→ **Exercise instructions**
Check every line in the records below for the word "不能获取请求的" and report how many have it, nothing more.

→ **Input**

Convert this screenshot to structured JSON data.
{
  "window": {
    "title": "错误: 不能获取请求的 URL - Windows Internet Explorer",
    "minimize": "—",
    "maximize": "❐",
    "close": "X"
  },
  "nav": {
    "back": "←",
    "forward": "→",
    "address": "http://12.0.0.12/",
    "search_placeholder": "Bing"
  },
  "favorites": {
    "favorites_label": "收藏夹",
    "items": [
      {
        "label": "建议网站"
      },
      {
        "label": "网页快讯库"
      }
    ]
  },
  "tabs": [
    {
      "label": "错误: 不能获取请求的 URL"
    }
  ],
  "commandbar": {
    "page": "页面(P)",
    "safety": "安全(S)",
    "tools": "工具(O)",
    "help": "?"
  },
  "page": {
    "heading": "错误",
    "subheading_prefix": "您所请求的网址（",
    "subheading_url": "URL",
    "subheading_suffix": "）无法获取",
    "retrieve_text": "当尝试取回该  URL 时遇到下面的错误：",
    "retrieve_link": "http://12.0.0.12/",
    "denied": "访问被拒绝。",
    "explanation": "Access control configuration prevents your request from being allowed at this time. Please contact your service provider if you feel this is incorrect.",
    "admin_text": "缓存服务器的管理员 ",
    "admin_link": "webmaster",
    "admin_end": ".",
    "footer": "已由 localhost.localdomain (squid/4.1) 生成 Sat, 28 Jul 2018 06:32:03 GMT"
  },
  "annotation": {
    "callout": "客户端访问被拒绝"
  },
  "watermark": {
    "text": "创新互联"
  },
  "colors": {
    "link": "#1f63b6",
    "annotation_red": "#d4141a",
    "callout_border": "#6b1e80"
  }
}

→ **Expected answer**
2